Nonequilibrium molecular dynamics simulations of organic friction modifiers

The requirement for greater energy efficiency in engineering systems has led to a general reduction in lubricant viscosity, which means that an increasing number of engineering components operate under boundary lubrication conditions. As a result, lubricant additives that reduce friction and wear under boundary conditions are of increasing...Read More »

Predicting the size of wear particles

A wear process results in the generation of particles, of various size, shape, color and chemical composition. The reported size of wear particles varies from mm scale, which is typically attributed to severe wear, to nm scale in the range of 5nm in mild wear. In general wear particles influence...Read More »

Slip, No Slip and Cavitation

Engineering surfaces are heterogeneous and can be slippery or sticky locally depending on surface roughness and chemistry. The variation of surface properties affects the interaction between the wall and lubricant and determines friction. Slip can be used to control friction in lubricated devices.

In hydrodynamic theory, the slip is quantified by...Read More »

Adhesive Wear Particles Generation: by Fracture or Atom-by-Atom?

The most famous equation to predict wear known probably to everyone working in the field of tribology  is Archard’s model (1953). The model assumes that wear occurs through the fracture of plastically deformed material and generation of wear debris. The fracture nature of the wear debris is backed up...Read More »

Ab Initio Analysis of Carbon Film Lubricity

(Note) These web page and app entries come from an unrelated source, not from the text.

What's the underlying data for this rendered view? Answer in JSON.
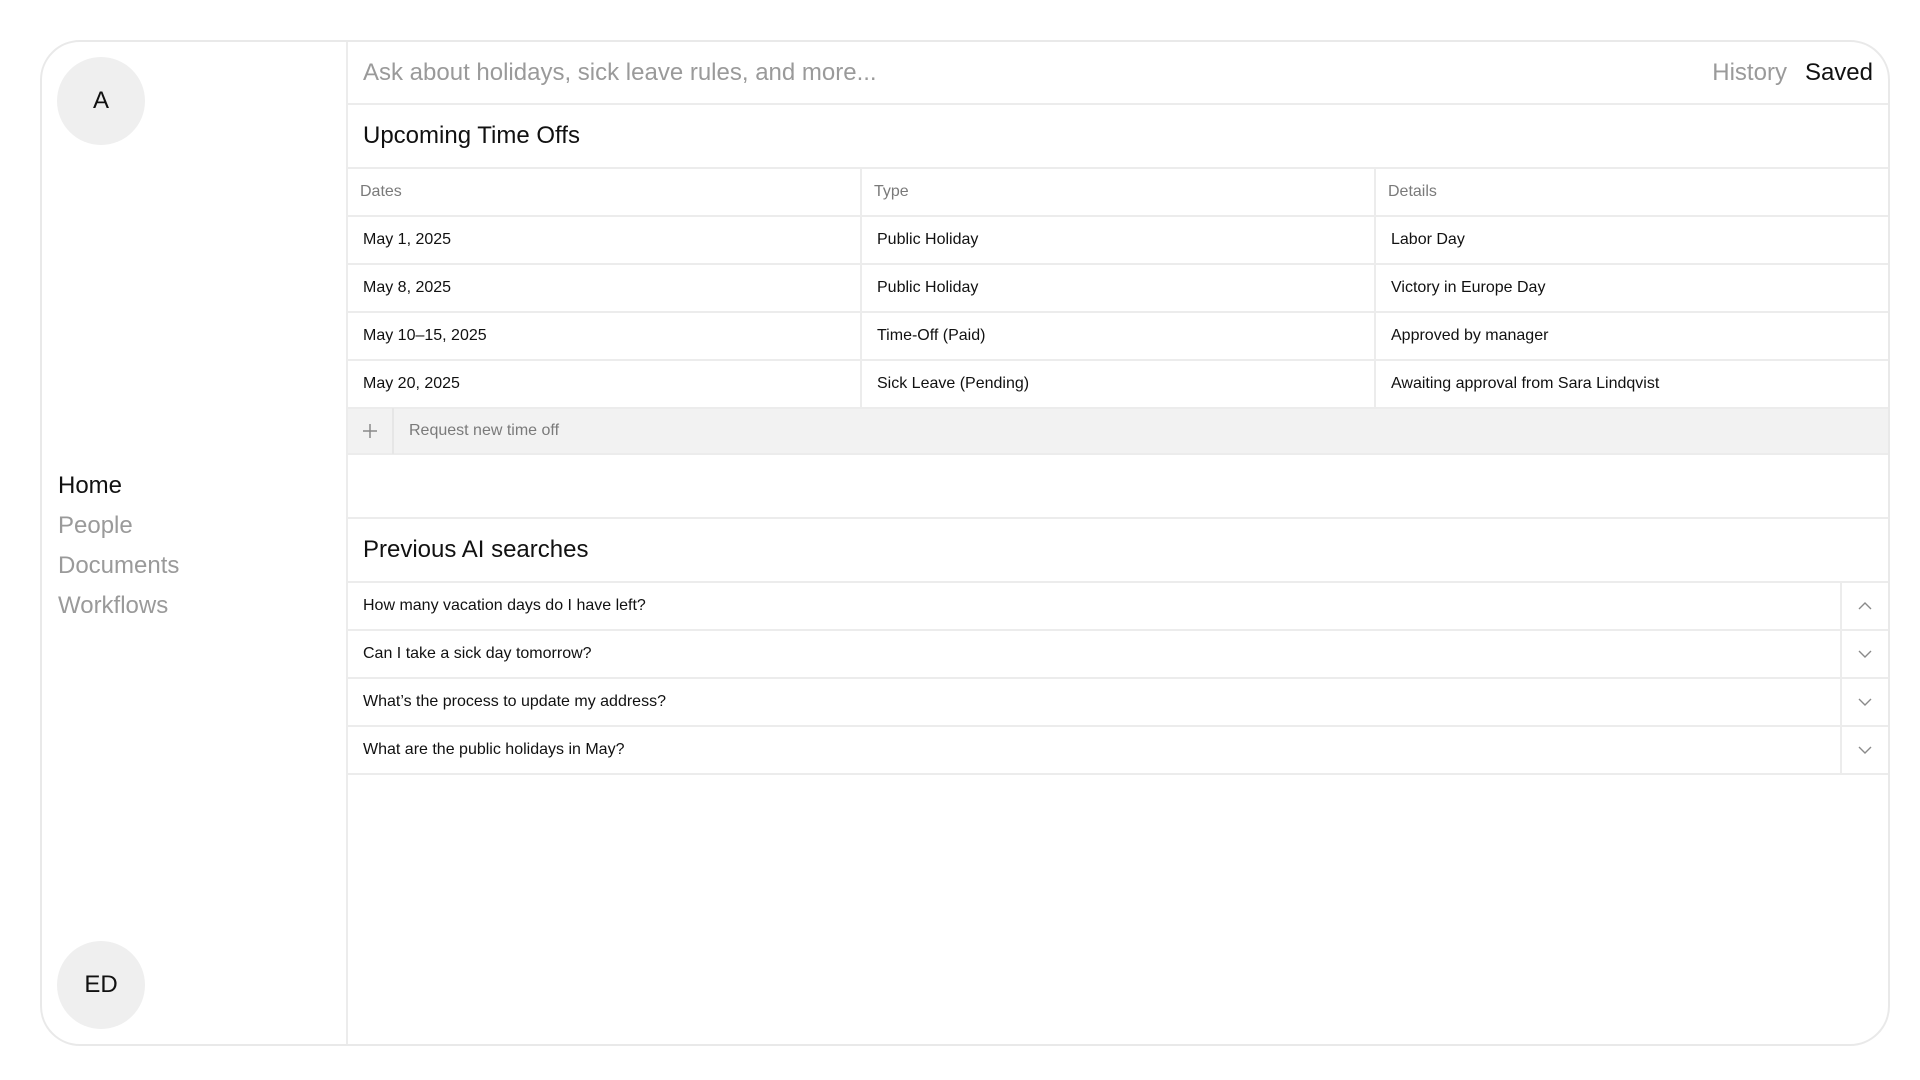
{
  "sidebar": {
    "user_initial": "A",
    "nav": [
      {
        "label": "Home",
        "active": true
      },
      {
        "label": "People",
        "active": false
      },
      {
        "label": "Documents",
        "active": false
      },
      {
        "label": "Workflows",
        "active": false
      }
    ],
    "profile_initials": "ED"
  },
  "header": {
    "search_placeholder": "Ask about holidays, sick leave rules, and more...",
    "tabs": [
      {
        "label": "History",
        "active": false
      },
      {
        "label": "Saved",
        "active": true
      }
    ]
  },
  "timeoffs": {
    "title": "Upcoming Time Offs",
    "columns": [
      "Dates",
      "Type",
      "Details"
    ],
    "rows": [
      [
        "May 1, 2025",
        "Public Holiday",
        "Labor Day"
      ],
      [
        "May 8, 2025",
        "Public Holiday",
        "Victory in Europe Day"
      ],
      [
        "May 10–15, 2025",
        "Time-Off (Paid)",
        "Approved by manager"
      ],
      [
        "May 20, 2025",
        "Sick Leave (Pending)",
        "Awaiting approval from Sara Lindqvist"
      ]
    ],
    "add_label": "Request new time off"
  },
  "searches": {
    "title": "Previous AI searches",
    "items": [
      {
        "question": "How many vacation days do I have left?",
        "icon": "chevron-up-icon"
      },
      {
        "question": "Can I take a sick day tomorrow?",
        "icon": "chevron-down-icon"
      },
      {
        "question": "What’s the process to update my address?",
        "icon": "chevron-down-icon"
      },
      {
        "question": "What are the public holidays in May?",
        "icon": "chevron-down-icon"
      }
    ]
  }
}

Carbon-based nanomaterials, coatings and films attracted a great attention due to proved possibility to achieve lowest friction and wear without environmental pollution. However, frequently, the state of the low friction is strictly related to the air humidity, which limits the areas of applicability of many carbon-based lubricants. To control and...Read More »

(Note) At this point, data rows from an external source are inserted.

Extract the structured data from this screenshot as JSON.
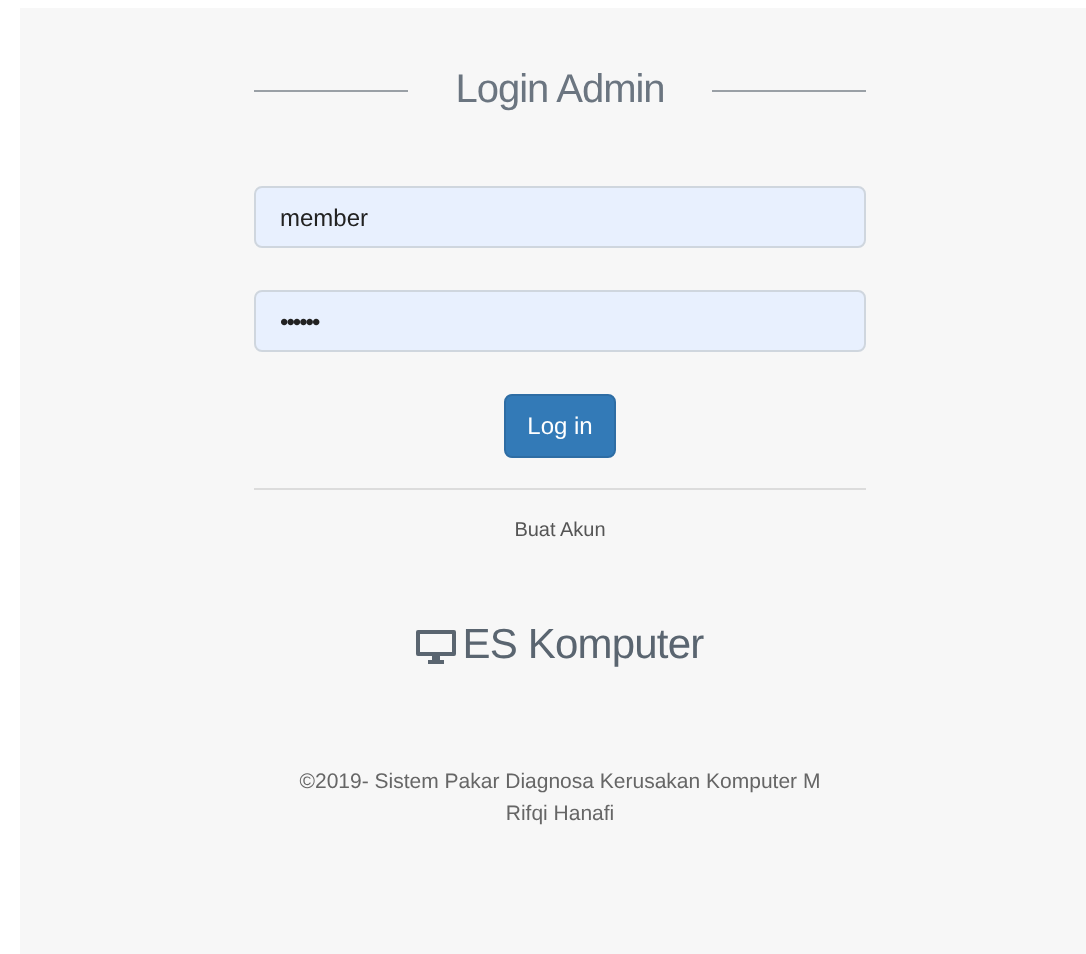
{
  "title": "Login Admin",
  "fields": [
    {
      "kind": "text",
      "value": "member"
    },
    {
      "kind": "password",
      "value": "••••••"
    }
  ],
  "login_button": "Log in",
  "register_link": "Buat Akun",
  "brand": "ES Komputer",
  "footer": [
    "©2019- Sistem Pakar Diagnosa Kerusakan Komputer M",
    "Rifqi Hanafi"
  ]
}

Hysteresis in Friction of Graphene

Friction is a result of complex interaction of physical, chemical and mechanical forces at the sliding interface. Due to mentioned complexity, truly predictive models of friction are yet to be developed. As a result of the complexity, various phenomena rise, as for example friction hysteresis due to the change of...Read More »

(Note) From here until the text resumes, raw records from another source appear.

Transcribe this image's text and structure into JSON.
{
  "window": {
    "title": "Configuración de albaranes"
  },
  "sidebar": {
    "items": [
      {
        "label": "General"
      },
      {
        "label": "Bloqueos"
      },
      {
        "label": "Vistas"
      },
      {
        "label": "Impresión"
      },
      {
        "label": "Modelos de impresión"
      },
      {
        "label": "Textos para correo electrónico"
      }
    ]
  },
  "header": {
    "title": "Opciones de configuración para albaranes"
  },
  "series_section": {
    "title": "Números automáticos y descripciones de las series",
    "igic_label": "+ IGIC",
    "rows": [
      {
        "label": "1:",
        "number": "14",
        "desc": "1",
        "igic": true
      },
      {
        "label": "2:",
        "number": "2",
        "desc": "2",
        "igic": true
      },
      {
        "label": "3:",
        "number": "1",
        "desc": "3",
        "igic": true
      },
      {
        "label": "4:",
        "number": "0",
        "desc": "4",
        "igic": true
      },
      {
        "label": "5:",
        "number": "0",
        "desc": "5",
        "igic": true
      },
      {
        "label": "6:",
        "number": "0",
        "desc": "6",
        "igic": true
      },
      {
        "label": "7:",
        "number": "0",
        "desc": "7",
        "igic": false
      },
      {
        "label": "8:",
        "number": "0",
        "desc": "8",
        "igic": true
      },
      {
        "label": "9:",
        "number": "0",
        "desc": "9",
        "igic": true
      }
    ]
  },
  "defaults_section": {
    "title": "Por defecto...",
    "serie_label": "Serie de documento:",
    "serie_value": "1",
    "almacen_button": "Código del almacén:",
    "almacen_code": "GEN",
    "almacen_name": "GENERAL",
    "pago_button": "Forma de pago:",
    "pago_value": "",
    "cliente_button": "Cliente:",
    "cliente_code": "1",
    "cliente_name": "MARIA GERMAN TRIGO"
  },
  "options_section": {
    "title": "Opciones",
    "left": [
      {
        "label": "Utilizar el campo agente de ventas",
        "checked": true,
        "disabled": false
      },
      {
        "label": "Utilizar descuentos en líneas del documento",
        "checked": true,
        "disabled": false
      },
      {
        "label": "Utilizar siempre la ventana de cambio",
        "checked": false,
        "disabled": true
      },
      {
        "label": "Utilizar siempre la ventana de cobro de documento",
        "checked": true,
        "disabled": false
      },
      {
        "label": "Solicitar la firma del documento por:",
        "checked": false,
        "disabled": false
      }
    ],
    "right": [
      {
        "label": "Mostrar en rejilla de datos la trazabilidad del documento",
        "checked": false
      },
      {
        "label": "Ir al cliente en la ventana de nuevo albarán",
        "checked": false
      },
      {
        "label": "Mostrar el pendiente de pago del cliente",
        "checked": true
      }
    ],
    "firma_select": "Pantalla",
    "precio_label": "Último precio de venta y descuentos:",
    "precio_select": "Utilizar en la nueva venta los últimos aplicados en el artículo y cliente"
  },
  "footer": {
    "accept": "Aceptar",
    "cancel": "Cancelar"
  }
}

Molecular Dynamic Simulations and AFM Experiments at Overlapping Speeds

Atomic Force Microscopy (AFM) is a powerful and convenient experimental measurement device in the field of nano-scale tribology. It was successfully applied to explore superlubricity in a graphene-gold interface and  superlubricity due to repulsive van der Waals forces, to grow tribofilms and...Read More »


Molecular Dynamic Simulations of Zinc Phosphate - Iron Oxide Reaction

In order to improve wear resistance of the surfaces operating in harsh conditions, along with base oils additives are frequently used.  ZDDP is one of the best additives in terms of antiwear performance, however, environmentally unfriendly. The search for a new, environmentally friendly and antiwear efficient substitute for ZDDP is...Read More »

Mechano-chemical wear and tribofilm thickness simulation

When the conditions in the tribosystem are such that the lubricant is not capable of carrying any significant part of the applied load, most of the load is carried by the direct contact of the rubbing surfaces and a boundary lubrication regime is established. More and more mechanical systems operate...Read More »

Inverse Friction Force - Load Dependence of Graphene

When the bodies slide against each other, the classic Amonton’s law states that the friction force is directly proportional to the applied normal load. This law holds true for various if not most of the engineering materials, like metals, ceramics etc. At the same time, the law is in agreement...Read More »

Anyone is up for challenge?

Society of tribology and lubrication engineers announced Contact Mechanics Challenge.   Dr. Martin Müser initiated a competition in calculation of a real contact area. He has already results of his own calculation and challenges other groups to join and compare the results. As an outcome, there will be a paper discussing...Read More »